In 1565, more than fifty years before the English landed at Jamestown, Pedro Menéndez de Aviles established the first successful European colony in the United States at St. Augustine, Florida.

Archaeologists and historians have been searching for the site of that first settlement since early in the 20th century, but their efforts were hampered by the fact that four centuries of continuous human occupation and development have dramatically altered St. Augustine’s landscape. These changes also severely compromised the archaeological record of the earliest stage of European settlement.

painting of natives and Spaniards interacting
Artist’s depiction of Menendez Fort and Camp.

Tantalizing clues and occasional random finds raised archaeological hopes over the years, but it was not until the past decade that we were able to fit those clues to more recently discovered pieces of historical and geographical information, and more recent advances in remote sensing technology.
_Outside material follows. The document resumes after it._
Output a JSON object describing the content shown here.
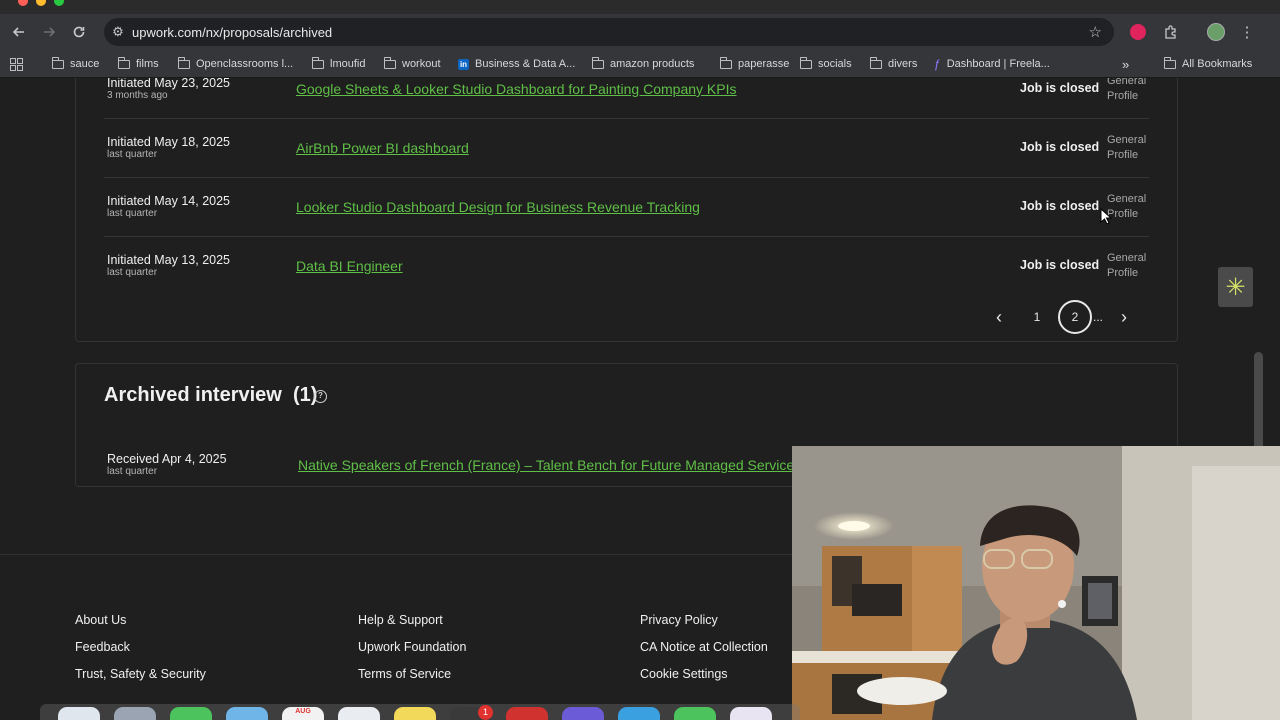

This made it possible to recognize and identify what we now think are Menéndez period sites, on the grounds of what are today the Nombre de Dios Mission-La Leche Shrine and the Fountain of Youth Park. The archaeological discoveries of the past five years are the most recent chapters in a long tradition of distinguished historical and archaeological scholarship into Florida’s colonial past, forged by Verne Chatelaine, John Griffin, Albert Manucy, Eugene Lyon, Michael Gannon, Luis Arana and others. It was that tradition as much as anything else that led to the discoveries at the Fountain of Youth Park in 1986 and the La Leche Shrine in 1993.